The Myanmar government has taken certain steps to implement their long-term plan to remove the Rohingyas from their land. They realise that with hundreds of thousands crossing the border, it will not be possible to deny that these people are from Myanmar and that they will have to accept the refugees under international pressure. Accordingly, Myanmar government’s security advisor U Thaung Tun told a press conference on Wednesday that only the Rohingyas with papers proving their citizenship would be taken back from Bangladesh. It is obvious that people fleeing in fear of their lives would hardly bring along their papers with them. And many of the Rohingya’s applications for citizenship were still pending. Then again, the law there doesn’t even recognise Rohingyas as citizens. So this is just a pre-planned move not to take back a large number of the refugees.
Rehabilitation of the Rohingyas will not be possible unless the citizenship issue is settled and the prevailing situation reaches a political resolution. Bangladesh will have to take a stand on this issue from the very outset so that Myanmar takes back the refugees without any conditions. According to the 1978 agreement signed between Bangladesh and Myanmar, all the Rohingya refugees taken back then were legally recognised as citizens. Though the agreement had said they would have to show their citizenship registration card, 170,000 of the 200,000 refugees were repatriated at the time.

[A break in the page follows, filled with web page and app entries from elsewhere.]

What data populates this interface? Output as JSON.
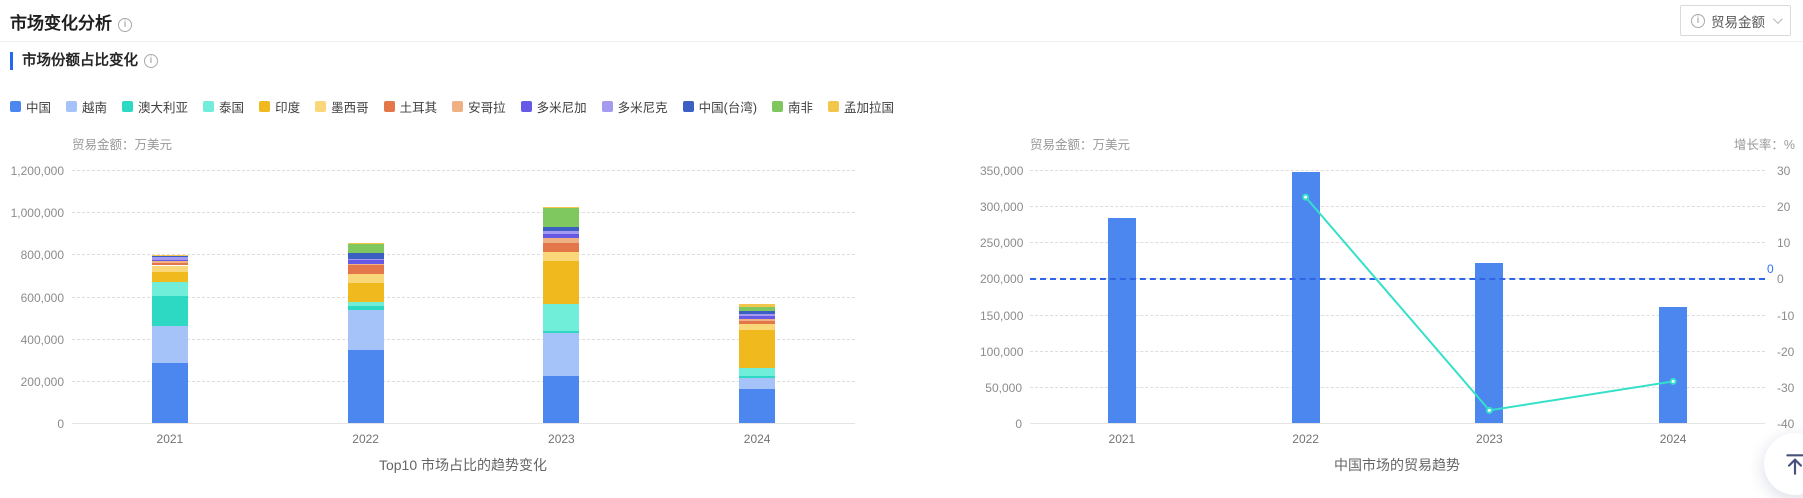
{
  "header": {
    "title": "市场变化分析"
  },
  "toolbar": {
    "metric_selector_label": "贸易金额"
  },
  "section": {
    "title": "市场份额占比变化"
  },
  "colors": {
    "accent_blue": "#2468f2",
    "markline_blue": "#2e65e5",
    "line_teal": "#35e0c8"
  },
  "legend": [
    {
      "label": "中国",
      "color": "#4c87f0"
    },
    {
      "label": "越南",
      "color": "#a5c3f8"
    },
    {
      "label": "澳大利亚",
      "color": "#2ed9c3"
    },
    {
      "label": "泰国",
      "color": "#70eeda"
    },
    {
      "label": "印度",
      "color": "#f0ba1e"
    },
    {
      "label": "墨西哥",
      "color": "#fad778"
    },
    {
      "label": "土耳其",
      "color": "#e4774a"
    },
    {
      "label": "安哥拉",
      "color": "#efb183"
    },
    {
      "label": "多米尼加",
      "color": "#6659e6"
    },
    {
      "label": "多米尼克",
      "color": "#a49af0"
    },
    {
      "label": "中国(台湾)",
      "color": "#3b5fc2"
    },
    {
      "label": "南非",
      "color": "#7fc75f"
    },
    {
      "label": "孟加拉国",
      "color": "#f2c64b"
    }
  ],
  "chart_data": [
    {
      "type": "bar",
      "stacked": true,
      "title": "Top10 市场占比的趋势变化",
      "unit_label": "贸易金额：万美元",
      "categories": [
        "2021",
        "2022",
        "2023",
        "2024"
      ],
      "ylim": [
        0,
        1200000
      ],
      "y_ticks": [
        "1,200,000",
        "1,000,000",
        "800,000",
        "600,000",
        "400,000",
        "200,000",
        "0"
      ],
      "grid": true,
      "legend_position": "top",
      "series": [
        {
          "name": "中国",
          "color": "#4c87f0",
          "values": [
            283000,
            347000,
            222000,
            160000
          ]
        },
        {
          "name": "越南",
          "color": "#a5c3f8",
          "values": [
            178000,
            190000,
            206000,
            55000
          ]
        },
        {
          "name": "澳大利亚",
          "color": "#2ed9c3",
          "values": [
            140000,
            19000,
            10000,
            8000
          ]
        },
        {
          "name": "泰国",
          "color": "#70eeda",
          "values": [
            68000,
            19000,
            127000,
            40000
          ]
        },
        {
          "name": "印度",
          "color": "#f0ba1e",
          "values": [
            48000,
            89000,
            203000,
            180000
          ]
        },
        {
          "name": "墨西哥",
          "color": "#fad778",
          "values": [
            30000,
            44000,
            45000,
            28000
          ]
        },
        {
          "name": "土耳其",
          "color": "#e4774a",
          "values": [
            12000,
            41000,
            43000,
            14000
          ]
        },
        {
          "name": "安哥拉",
          "color": "#efb183",
          "values": [
            8000,
            5000,
            20000,
            10000
          ]
        },
        {
          "name": "多米尼加",
          "color": "#6659e6",
          "values": [
            8000,
            19000,
            19000,
            14000
          ]
        },
        {
          "name": "多米尼克",
          "color": "#a49af0",
          "values": [
            10000,
            5000,
            16000,
            10000
          ]
        },
        {
          "name": "中国(台湾)",
          "color": "#3b5fc2",
          "values": [
            5000,
            30000,
            17000,
            12000
          ]
        },
        {
          "name": "南非",
          "color": "#7fc75f",
          "values": [
            5000,
            44000,
            94000,
            20000
          ]
        },
        {
          "name": "孟加拉国",
          "color": "#f2c64b",
          "values": [
            3000,
            3000,
            4000,
            14000
          ]
        }
      ]
    },
    {
      "type": "bar+line",
      "title": "中国市场的贸易趋势",
      "unit_left": "贸易金额：万美元",
      "unit_right": "增长率：%",
      "categories": [
        "2021",
        "2022",
        "2023",
        "2024"
      ],
      "left_ylim": [
        0,
        350000
      ],
      "left_ticks": [
        "350,000",
        "300,000",
        "250,000",
        "200,000",
        "150,000",
        "100,000",
        "50,000",
        "0"
      ],
      "right_ylim": [
        -40,
        30
      ],
      "right_ticks": [
        "30",
        "20",
        "10",
        "0",
        "-10",
        "-20",
        "-30",
        "-40"
      ],
      "grid": true,
      "bar_series": {
        "name": "贸易金额",
        "color": "#4c87f0",
        "values": [
          283000,
          347000,
          222000,
          160000
        ]
      },
      "line_series": {
        "name": "增长率",
        "color": "#35e0c8",
        "values": [
          null,
          22.5,
          -36.5,
          -28.5
        ]
      },
      "markline": {
        "value": 0,
        "label": "0",
        "color": "#2e65e5"
      }
    }
  ],
  "floating": {
    "back_to_top": "back-to-top"
  }
}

The Bangladesh government and the UN had ensured that the condition did not deprive the majority of repatriation. And in the 1974 edition of an encyclopaedia published by the Myanmar government, the Rohingyas were recognised as an ethnic community. There is also adequate proof that Muslims and Rohingyas have long been participating in Myanmar’s politics.
It is important to provide shelter and security to the Rohingyas now. It is equally important to remain alert about the plans of the Myanmar military and government.
* Ali Riaz is a professor of politics and government at the Illinois State University in the US. This column, originally published in Prothom Alo print edition, has been rewritten in English by Ayesha Kabir.